▶ **Task**: The required result is each line of the entries below containing the string "Glow".

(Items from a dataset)
————
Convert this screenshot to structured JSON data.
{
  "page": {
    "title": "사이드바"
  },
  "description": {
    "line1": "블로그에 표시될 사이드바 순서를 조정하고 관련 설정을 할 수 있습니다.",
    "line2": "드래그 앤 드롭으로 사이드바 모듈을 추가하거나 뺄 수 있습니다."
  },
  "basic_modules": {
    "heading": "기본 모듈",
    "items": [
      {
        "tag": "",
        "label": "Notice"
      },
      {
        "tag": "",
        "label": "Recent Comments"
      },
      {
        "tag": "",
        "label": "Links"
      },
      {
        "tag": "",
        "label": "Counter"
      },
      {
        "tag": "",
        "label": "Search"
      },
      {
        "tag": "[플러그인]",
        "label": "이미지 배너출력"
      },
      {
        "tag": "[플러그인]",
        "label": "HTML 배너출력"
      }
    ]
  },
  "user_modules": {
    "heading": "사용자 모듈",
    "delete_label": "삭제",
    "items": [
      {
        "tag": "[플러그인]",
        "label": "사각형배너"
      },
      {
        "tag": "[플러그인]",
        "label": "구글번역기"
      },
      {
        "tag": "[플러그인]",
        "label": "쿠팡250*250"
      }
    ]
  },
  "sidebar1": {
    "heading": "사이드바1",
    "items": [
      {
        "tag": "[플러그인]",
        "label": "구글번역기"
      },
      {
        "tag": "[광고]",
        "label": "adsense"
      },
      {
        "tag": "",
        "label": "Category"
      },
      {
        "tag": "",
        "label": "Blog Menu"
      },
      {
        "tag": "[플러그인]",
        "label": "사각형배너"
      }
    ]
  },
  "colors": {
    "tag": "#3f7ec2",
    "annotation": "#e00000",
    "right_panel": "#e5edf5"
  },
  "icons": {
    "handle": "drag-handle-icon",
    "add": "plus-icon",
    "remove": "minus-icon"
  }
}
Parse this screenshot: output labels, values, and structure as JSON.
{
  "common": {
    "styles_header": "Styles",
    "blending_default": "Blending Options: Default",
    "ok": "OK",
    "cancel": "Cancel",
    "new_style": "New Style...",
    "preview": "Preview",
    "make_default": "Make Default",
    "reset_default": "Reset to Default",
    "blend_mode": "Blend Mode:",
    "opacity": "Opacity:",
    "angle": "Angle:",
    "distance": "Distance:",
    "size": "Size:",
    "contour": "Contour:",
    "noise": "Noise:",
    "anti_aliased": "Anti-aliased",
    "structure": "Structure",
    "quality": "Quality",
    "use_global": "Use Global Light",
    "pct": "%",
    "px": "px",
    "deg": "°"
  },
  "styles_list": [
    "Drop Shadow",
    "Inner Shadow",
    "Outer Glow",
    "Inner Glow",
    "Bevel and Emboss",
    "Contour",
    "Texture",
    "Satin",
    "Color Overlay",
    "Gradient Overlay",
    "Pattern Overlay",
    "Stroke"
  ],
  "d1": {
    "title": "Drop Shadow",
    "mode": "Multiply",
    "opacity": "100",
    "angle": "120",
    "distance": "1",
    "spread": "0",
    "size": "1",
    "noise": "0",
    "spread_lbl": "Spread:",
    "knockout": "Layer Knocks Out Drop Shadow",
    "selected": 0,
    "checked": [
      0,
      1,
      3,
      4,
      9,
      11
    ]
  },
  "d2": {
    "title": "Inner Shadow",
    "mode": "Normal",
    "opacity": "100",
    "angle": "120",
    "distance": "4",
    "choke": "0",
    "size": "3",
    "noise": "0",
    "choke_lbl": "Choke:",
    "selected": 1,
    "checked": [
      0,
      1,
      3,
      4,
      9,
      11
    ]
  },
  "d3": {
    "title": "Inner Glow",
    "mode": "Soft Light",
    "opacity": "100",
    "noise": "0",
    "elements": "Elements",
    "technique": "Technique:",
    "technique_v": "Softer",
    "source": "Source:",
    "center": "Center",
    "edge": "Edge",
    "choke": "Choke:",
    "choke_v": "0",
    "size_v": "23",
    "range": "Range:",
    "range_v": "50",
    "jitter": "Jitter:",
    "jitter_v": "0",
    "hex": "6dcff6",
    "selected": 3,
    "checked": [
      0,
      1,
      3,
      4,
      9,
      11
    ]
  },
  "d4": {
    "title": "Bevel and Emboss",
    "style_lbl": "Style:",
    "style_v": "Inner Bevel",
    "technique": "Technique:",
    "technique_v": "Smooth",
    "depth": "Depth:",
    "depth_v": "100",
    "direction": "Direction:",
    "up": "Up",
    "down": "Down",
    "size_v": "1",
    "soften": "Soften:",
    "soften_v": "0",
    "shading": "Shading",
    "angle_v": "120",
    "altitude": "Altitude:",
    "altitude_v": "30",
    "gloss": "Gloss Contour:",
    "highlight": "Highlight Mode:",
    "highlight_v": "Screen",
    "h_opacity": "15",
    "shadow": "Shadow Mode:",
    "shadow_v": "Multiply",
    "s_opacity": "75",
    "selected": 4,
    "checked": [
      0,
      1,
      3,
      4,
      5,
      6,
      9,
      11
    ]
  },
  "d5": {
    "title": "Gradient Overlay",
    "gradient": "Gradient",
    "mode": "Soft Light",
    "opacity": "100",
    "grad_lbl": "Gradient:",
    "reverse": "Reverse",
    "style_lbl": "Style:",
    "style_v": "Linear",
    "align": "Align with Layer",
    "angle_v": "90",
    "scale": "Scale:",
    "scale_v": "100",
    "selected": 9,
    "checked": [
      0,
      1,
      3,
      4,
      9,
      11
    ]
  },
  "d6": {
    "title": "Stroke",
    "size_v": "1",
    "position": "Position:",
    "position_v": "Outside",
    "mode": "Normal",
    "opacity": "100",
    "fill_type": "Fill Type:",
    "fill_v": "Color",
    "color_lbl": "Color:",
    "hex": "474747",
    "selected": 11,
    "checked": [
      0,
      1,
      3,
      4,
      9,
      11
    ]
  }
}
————
▶ **Solution for this task**:
    "Outer Glow",
    "Inner Glow",
    "title": "Inner Glow",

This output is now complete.